Assigned task: Copy out every line of the listing in which "DivX" appears.

------------

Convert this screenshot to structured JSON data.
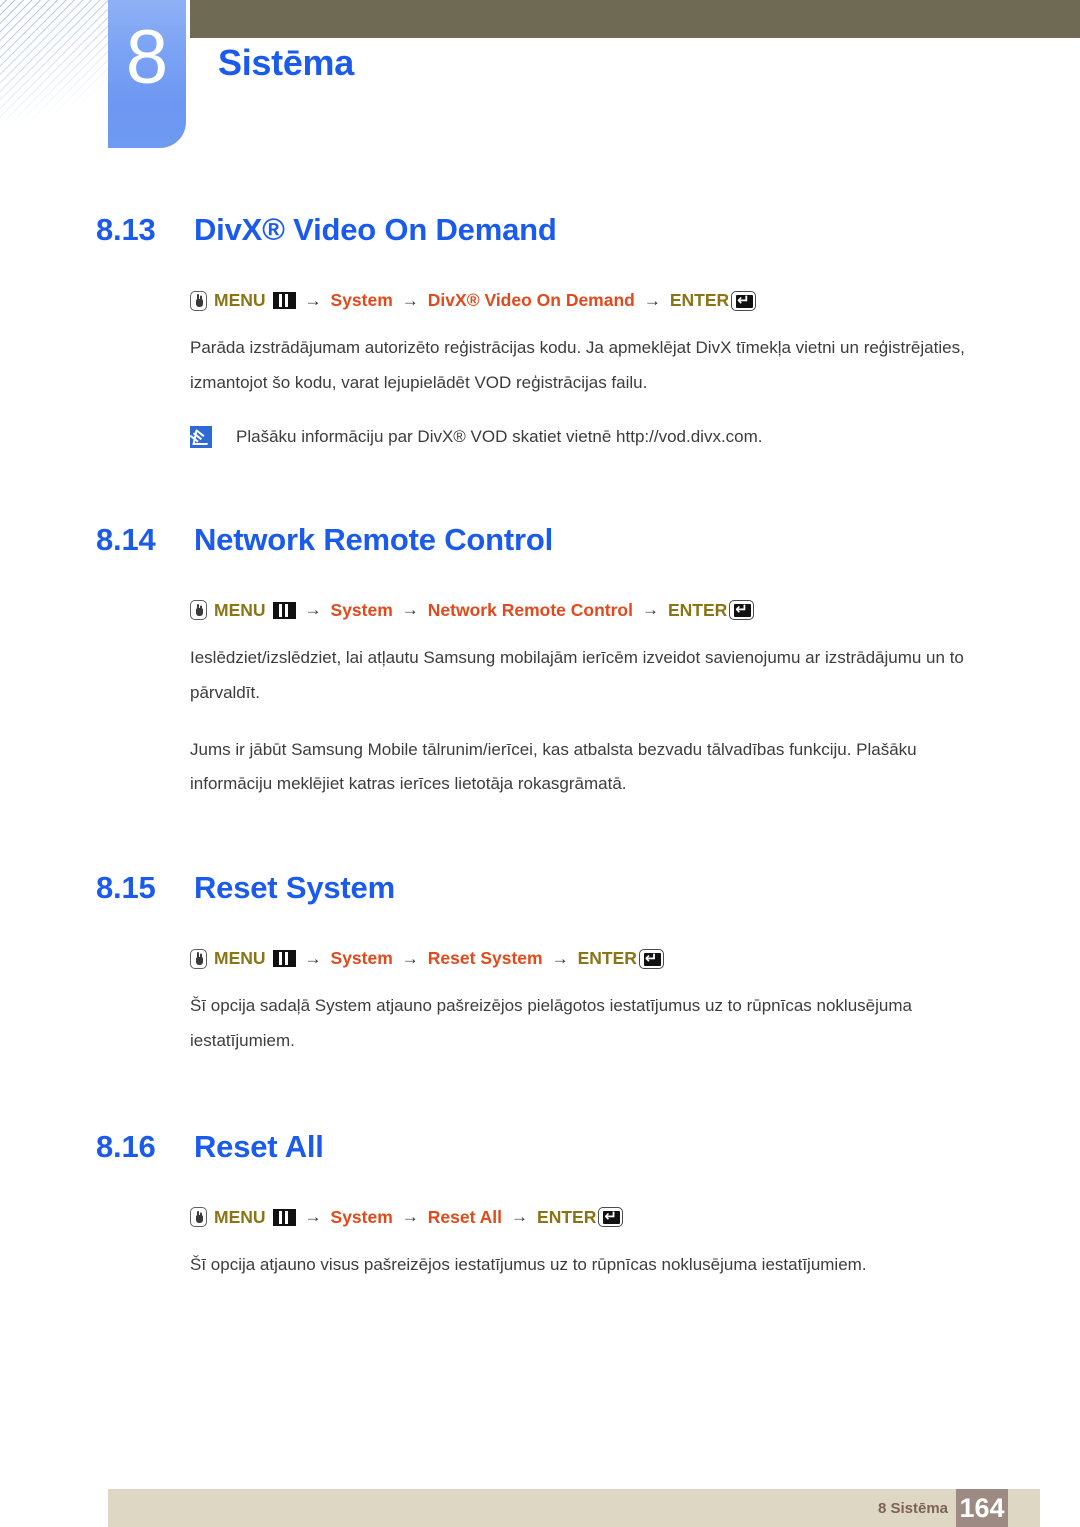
{
  "header": {
    "chapter_number": "8",
    "chapter_title": "Sistēma",
    "accent_blue": "#1a5bec",
    "badge_blue": "#7ba3f4",
    "olive": "#6e6a54"
  },
  "icons": {
    "hand": "hand-pointer-icon",
    "menu_bars": "menu-bars-icon",
    "enter_key": "enter-key-icon",
    "note": "note-icon"
  },
  "sections": [
    {
      "number": "8.13",
      "title": "DivX® Video On Demand",
      "menu_path": {
        "menu_label": "MENU",
        "items": [
          "System",
          "DivX® Video On Demand"
        ],
        "enter_label": "ENTER",
        "arrow": "→"
      },
      "paragraphs": [
        "Parāda izstrādājumam autorizēto reģistrācijas kodu. Ja apmeklējat DivX tīmekļa vietni un reģistrējaties, izmantojot šo kodu, varat lejupielādēt VOD reģistrācijas failu."
      ],
      "note": "Plašāku informāciju par DivX® VOD skatiet vietnē http://vod.divx.com."
    },
    {
      "number": "8.14",
      "title": "Network Remote Control",
      "menu_path": {
        "menu_label": "MENU",
        "items": [
          "System",
          "Network Remote Control"
        ],
        "enter_label": "ENTER",
        "arrow": "→"
      },
      "paragraphs": [
        "Ieslēdziet/izslēdziet, lai atļautu Samsung mobilajām ierīcēm izveidot savienojumu ar izstrādājumu un to pārvaldīt.",
        "Jums ir jābūt Samsung Mobile tālrunim/ierīcei, kas atbalsta bezvadu tālvadības funkciju. Plašāku informāciju meklējiet katras ierīces lietotāja rokasgrāmatā."
      ]
    },
    {
      "number": "8.15",
      "title": "Reset System",
      "menu_path": {
        "menu_label": "MENU",
        "items": [
          "System",
          "Reset System"
        ],
        "enter_label": "ENTER",
        "arrow": "→"
      },
      "paragraphs": [
        "Šī opcija sadaļā System atjauno pašreizējos pielāgotos iestatījumus uz to rūpnīcas noklusējuma iestatījumiem."
      ]
    },
    {
      "number": "8.16",
      "title": "Reset All",
      "menu_path": {
        "menu_label": "MENU",
        "items": [
          "System",
          "Reset All"
        ],
        "enter_label": "ENTER",
        "arrow": "→"
      },
      "paragraphs": [
        "Šī opcija atjauno visus pašreizējos iestatījumus uz to rūpnīcas noklusējuma iestatījumiem."
      ]
    }
  ],
  "footer": {
    "label": "8 Sistēma",
    "page_number": "164"
  }
}
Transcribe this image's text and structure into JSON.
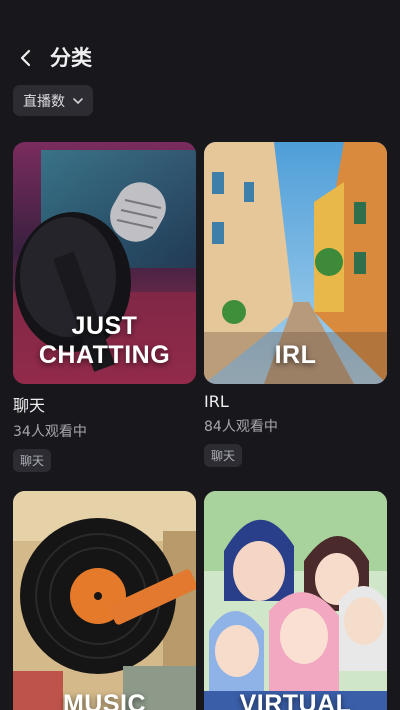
{
  "header": {
    "title": "分类"
  },
  "sort": {
    "label": "直播数"
  },
  "categories": [
    {
      "thumb_text": "JUST\nCHATTING",
      "name": "聊天",
      "viewers": "34人观看中",
      "tag": "聊天"
    },
    {
      "thumb_text": "IRL",
      "name": "IRL",
      "viewers": "84人观看中",
      "tag": "聊天"
    },
    {
      "thumb_text": "MUSIC"
    },
    {
      "thumb_text": "VIRTUAL"
    }
  ],
  "colors": {
    "background": "#18181c",
    "chip": "#2c2c32",
    "text": "#efeff1",
    "muted": "#a6a6ad"
  }
}
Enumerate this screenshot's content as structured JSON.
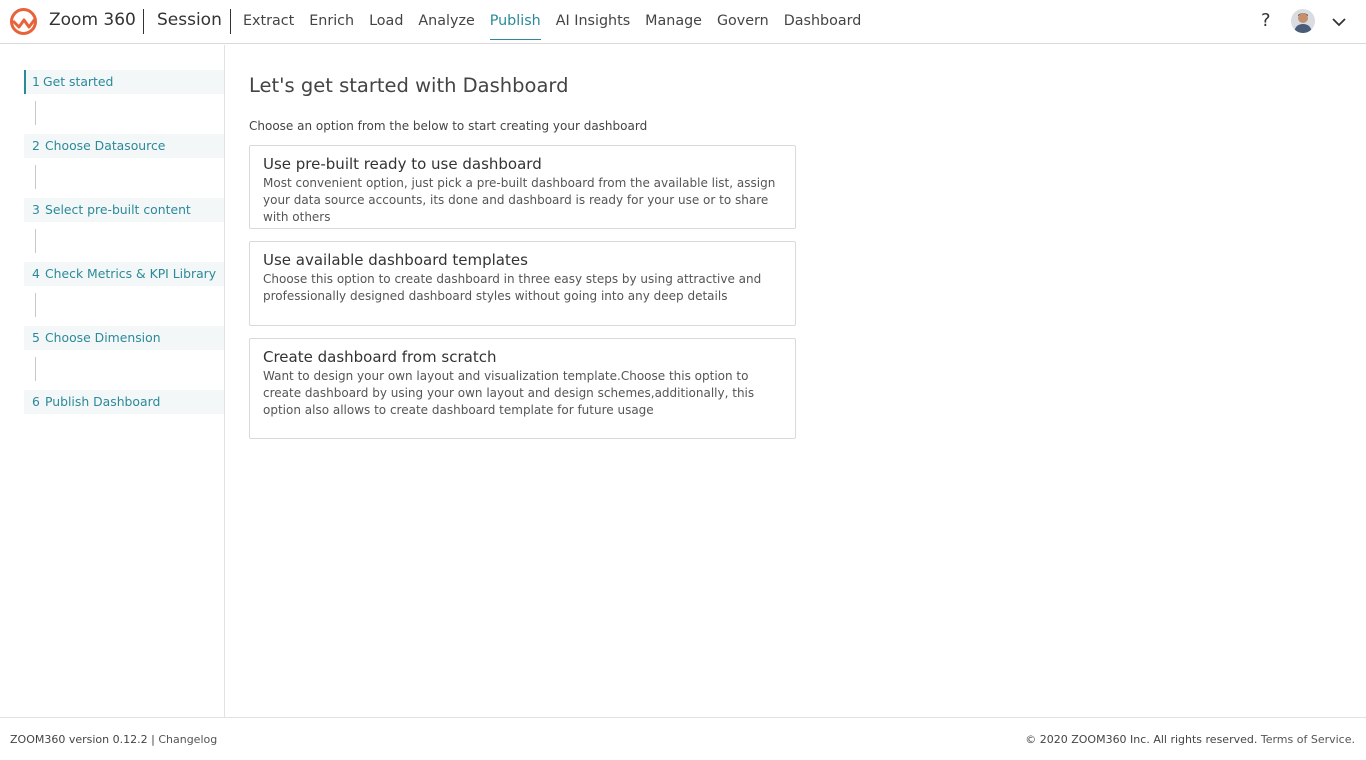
{
  "header": {
    "brand": "Zoom 360",
    "session": "Session",
    "nav": [
      "Extract",
      "Enrich",
      "Load",
      "Analyze",
      "Publish",
      "AI Insights",
      "Manage",
      "Govern",
      "Dashboard"
    ],
    "active_nav": "Publish",
    "help": "?",
    "icons": [
      "zoom360-logo-icon",
      "user-avatar",
      "chevron-down-icon"
    ],
    "accent_color": "#2a8a9a",
    "logo_color": "#e8623a"
  },
  "steps": [
    {
      "num": "1",
      "label": "Get started"
    },
    {
      "num": "2",
      "label": "Choose Datasource"
    },
    {
      "num": "3",
      "label": "Select pre-built content"
    },
    {
      "num": "4",
      "label": "Check Metrics & KPI Library"
    },
    {
      "num": "5",
      "label": "Choose Dimension"
    },
    {
      "num": "6",
      "label": "Publish Dashboard"
    }
  ],
  "main": {
    "title": "Let's get started with Dashboard",
    "subtitle": "Choose an option from the below to start creating your dashboard",
    "options": [
      {
        "title": "Use pre-built ready to use dashboard",
        "description": "Most convenient option, just pick a pre-built dashboard from the available list, assign your data source accounts, its done and dashboard is ready for your use or to share with others"
      },
      {
        "title": "Use available dashboard templates",
        "description": "Choose this option to create dashboard in three easy steps by using attractive and professionally designed dashboard styles without going into any deep details"
      },
      {
        "title": "Create dashboard from scratch",
        "description": "Want to design your own layout and visualization template.Choose this option to create dashboard by using your own layout and design schemes,additionally, this option also allows to create dashboard template for future usage"
      }
    ]
  },
  "footer": {
    "version": "ZOOM360 version 0.12.2",
    "divider": "|",
    "changelog": "Changelog",
    "copyright": "© 2020 ZOOM360 Inc. All rights reserved.",
    "terms": "Terms of Service."
  }
}
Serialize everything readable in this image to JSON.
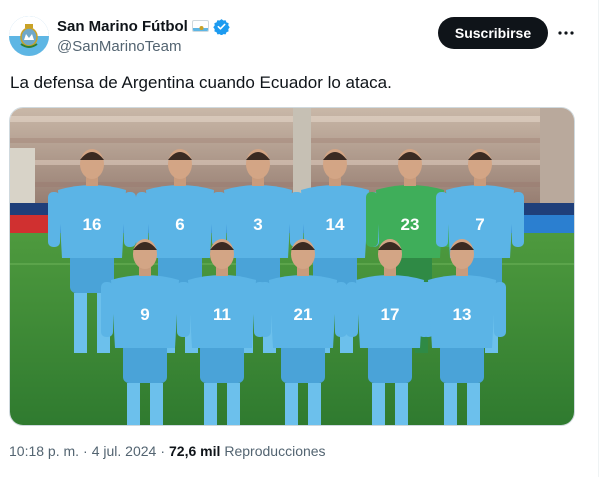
{
  "author": {
    "display_name": "San Marino Fútbol",
    "handle": "@SanMarinoTeam",
    "flag_icon": "san-marino-flag",
    "verified_icon": "verified-badge-icon",
    "verified_color": "#1d9bf0"
  },
  "actions": {
    "subscribe_label": "Suscribirse",
    "more_icon": "more-options-icon"
  },
  "tweet": {
    "text": "La defensa de Argentina cuando Ecuador lo ataca."
  },
  "media": {
    "jersey_numbers_back_row": [
      "16",
      "6",
      "3",
      "14",
      "23",
      "7"
    ],
    "jersey_numbers_front_row": [
      "9",
      "11",
      "21",
      "17",
      "13"
    ]
  },
  "meta": {
    "time": "10:18 p. m.",
    "separator_1": "·",
    "date": "4 jul. 2024",
    "separator_2": "·",
    "views_count": "72,6 mil",
    "views_label": "Reproducciones"
  },
  "colors": {
    "kit_blue": "#5bb4e6",
    "keeper_green": "#3fae5a",
    "pitch_green": "#3f8f3a",
    "button_bg": "#0f1419",
    "secondary_text": "#536471"
  }
}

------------

Solved exercise:
      "title": "DivX® Video On Demand",
          "DivX® Video On Demand"
        "Parāda izstrādājumam autorizēto reģistrācijas kodu. Ja apmeklējat DivX tīmekļa vietni un reģistrējaties, izmantojot šo kodu, varat lejupielādēt VOD reģistrācijas failu."
      "note": "Plašāku informāciju par DivX® VOD skatiet vietnē http://vod.divx.com."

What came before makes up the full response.